Twitter is a competitive sport

Last month I noticed an interesting Tweet by Dave Winer about Jason Calacanis not being #1 on Twitter any more. After giving some thought I decided to respond to Dave that I wasn’t aware of the fact that Twitter was a competitive sport. Dave replied clearly, that Twitter is competitive, like everything is. He is right, Twitter is a competitive sport, however is there a way to become #1? Is the ranking based on followers, following, number of Tweets, number of Retweets, number of replies, a mixed of all those indicators.

For example this a graph created via Twittercounter:

twitterCompetition

This graph shows the number of followers Ron Tolido, Lee Provoost and I have at the moment of writing this blog. Is there way to say who is#1? Clearly Ron is number one in the most followers, however is he winning or is winning based on something harder to measure, such as attention? With Twitter and social media being a competitive sport it is hard to identify when you score (assuming that social media is a competitive game based on scoring) and when you are being scored at. One thing is very clear and that is if you are not participating, you are certainly not scoring and certainly not winning. It doesn’t mean that if you participate you will win, however it will mean that you have an opportunity to win.

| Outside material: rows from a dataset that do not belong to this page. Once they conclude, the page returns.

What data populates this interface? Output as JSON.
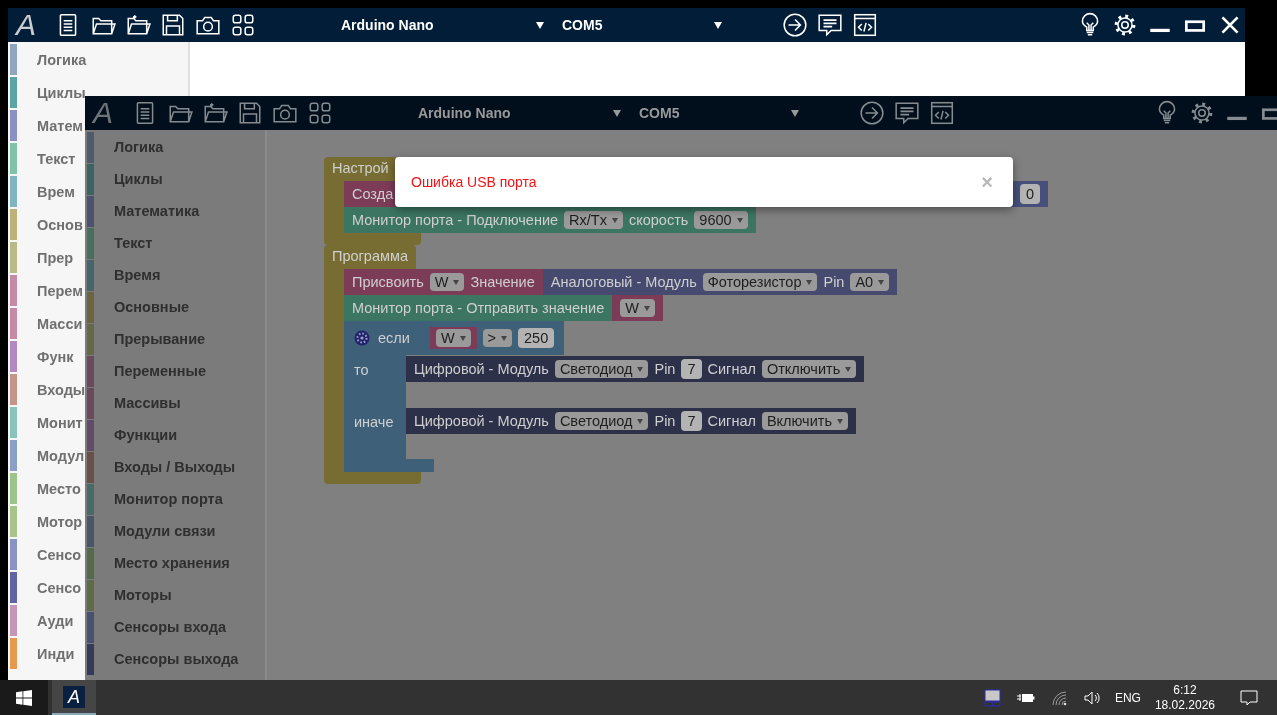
{
  "windows": [
    {
      "kind": "blank",
      "logo": "A",
      "board": "Arduino Nano",
      "port": "COM5",
      "sidebar": [
        {
          "label": "Логика",
          "color": "#8fa5c0"
        },
        {
          "label": "Циклы",
          "color": "#5ba5a5"
        },
        {
          "label": "Матем",
          "color": "#8b92c3"
        },
        {
          "label": "Текст",
          "color": "#7fc4a8"
        },
        {
          "label": "Врем",
          "color": "#7fb4c0"
        },
        {
          "label": "Основ",
          "color": "#bdb27a"
        },
        {
          "label": "Прер",
          "color": "#b8bb88"
        },
        {
          "label": "Перем",
          "color": "#c48aa6"
        },
        {
          "label": "Масси",
          "color": "#c48aa6"
        },
        {
          "label": "Функ",
          "color": "#b389c4"
        },
        {
          "label": "Входы",
          "color": "#c4968a"
        },
        {
          "label": "Монит",
          "color": "#8ac4b8"
        },
        {
          "label": "Модул",
          "color": "#8aa0c4"
        },
        {
          "label": "Место",
          "color": "#9cc48a"
        },
        {
          "label": "Мотор",
          "color": "#a9c48a"
        },
        {
          "label": "Сенсо",
          "color": "#8a94c4"
        },
        {
          "label": "Сенсо",
          "color": "#5f65a0"
        },
        {
          "label": "Ауди",
          "color": "#c496b8"
        },
        {
          "label": "Инди",
          "color": "#e69a50"
        }
      ]
    },
    {
      "kind": "editor",
      "logo": "A",
      "board": "Arduino Nano",
      "port": "COM5",
      "sidebar": [
        {
          "label": "Логика",
          "color": "#4f5a6a"
        },
        {
          "label": "Циклы",
          "color": "#3a6464"
        },
        {
          "label": "Математика",
          "color": "#4d5170"
        },
        {
          "label": "Текст",
          "color": "#486e5e"
        },
        {
          "label": "Время",
          "color": "#46646a"
        },
        {
          "label": "Основные",
          "color": "#6a6440"
        },
        {
          "label": "Прерывание",
          "color": "#66684a"
        },
        {
          "label": "Переменные",
          "color": "#6a4a5a"
        },
        {
          "label": "Массивы",
          "color": "#6a4a5a"
        },
        {
          "label": "Функции",
          "color": "#624a6a"
        },
        {
          "label": "Входы / Выходы",
          "color": "#6a4e48"
        },
        {
          "label": "Монитор порта",
          "color": "#486a64"
        },
        {
          "label": "Модули связи",
          "color": "#4a5668"
        },
        {
          "label": "Место хранения",
          "color": "#556a48"
        },
        {
          "label": "Моторы",
          "color": "#5e6a48"
        },
        {
          "label": "Сенсоры входа",
          "color": "#4a5070"
        },
        {
          "label": "Сенсоры выхода",
          "color": "#353a58"
        }
      ],
      "workspace": {
        "containers": [
          {
            "label": "Настрой",
            "color": "#776d33",
            "statements": [
              {
                "kind": "plain",
                "color": "#7c3b57",
                "segments": [
                  {
                    "kind": "text",
                    "text": "Созда"
                  }
                ],
                "value": {
                  "color": "#46507a",
                  "segments": [
                    {
                      "kind": "number",
                      "text": "0"
                    }
                  ]
                }
              },
              {
                "kind": "plain",
                "color": "#3c7562",
                "segments": [
                  {
                    "kind": "text",
                    "text": "Монитор порта - Подключение"
                  },
                  {
                    "kind": "dropdown",
                    "text": "Rx/Tx"
                  },
                  {
                    "kind": "text",
                    "text": "скорость"
                  },
                  {
                    "kind": "dropdown",
                    "text": "9600"
                  }
                ]
              }
            ]
          },
          {
            "label": "Программа",
            "color": "#776d33",
            "statements": [
              {
                "kind": "plain",
                "color": "#7c3b57",
                "segments": [
                  {
                    "kind": "text",
                    "text": "Присвоить"
                  },
                  {
                    "kind": "dropdown",
                    "text": "W"
                  },
                  {
                    "kind": "text",
                    "text": "Значение"
                  }
                ],
                "value": {
                  "color": "#454a6e",
                  "segments": [
                    {
                      "kind": "text",
                      "text": "Аналоговый - Модуль"
                    },
                    {
                      "kind": "dropdown",
                      "text": "Фоторезистор"
                    },
                    {
                      "kind": "text",
                      "text": "Pin"
                    },
                    {
                      "kind": "dropdown",
                      "text": "A0"
                    }
                  ]
                }
              },
              {
                "kind": "plain",
                "color": "#3c7562",
                "segments": [
                  {
                    "kind": "text",
                    "text": "Монитор порта - Отправить значение"
                  }
                ],
                "value": {
                  "color": "#7c3b57",
                  "segments": [
                    {
                      "kind": "dropdown",
                      "text": "W"
                    }
                  ]
                }
              },
              {
                "kind": "if",
                "color": "#3e6078",
                "label": "если",
                "condition": [
                  {
                    "kind": "value",
                    "color": "#7c3b57",
                    "segments": [
                      {
                        "kind": "dropdown",
                        "text": "W"
                      }
                    ]
                  },
                  {
                    "kind": "dropdown",
                    "text": ">"
                  },
                  {
                    "kind": "number",
                    "text": "250"
                  }
                ],
                "branches": [
                  {
                    "label": "то",
                    "statement": {
                      "color": "#2c3048",
                      "segments": [
                        {
                          "kind": "text",
                          "text": "Цифровой - Модуль"
                        },
                        {
                          "kind": "dropdown",
                          "text": "Светодиод"
                        },
                        {
                          "kind": "text",
                          "text": "Pin"
                        },
                        {
                          "kind": "number",
                          "text": "7"
                        },
                        {
                          "kind": "text",
                          "text": "Сигнал"
                        },
                        {
                          "kind": "dropdown",
                          "text": "Отключить"
                        }
                      ]
                    }
                  },
                  {
                    "label": "иначе",
                    "statement": {
                      "color": "#2c3048",
                      "segments": [
                        {
                          "kind": "text",
                          "text": "Цифровой - Модуль"
                        },
                        {
                          "kind": "dropdown",
                          "text": "Светодиод"
                        },
                        {
                          "kind": "text",
                          "text": "Pin"
                        },
                        {
                          "kind": "number",
                          "text": "7"
                        },
                        {
                          "kind": "text",
                          "text": "Сигнал"
                        },
                        {
                          "kind": "dropdown",
                          "text": "Включить"
                        }
                      ]
                    }
                  }
                ]
              }
            ]
          }
        ]
      },
      "dialog": {
        "message": "Ошибка USB порта",
        "close": "×"
      }
    }
  ],
  "taskbar": {
    "app_logo": "A",
    "language": "ENG",
    "time": "6:12",
    "date": "18.02.2026"
  }
}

Is your best good enough

While participating in social media you will win some, you will lose some and sometimes your best just isn’t good enough. However not participating at will definitely result in losing. Not only losing in social media, but also losing customers, losing business, losing market share, losing revenue and perhaps even losing your business in the end. You have to be in this game, otherwise you will definitively lose.

Published by rick

I solve digital problems.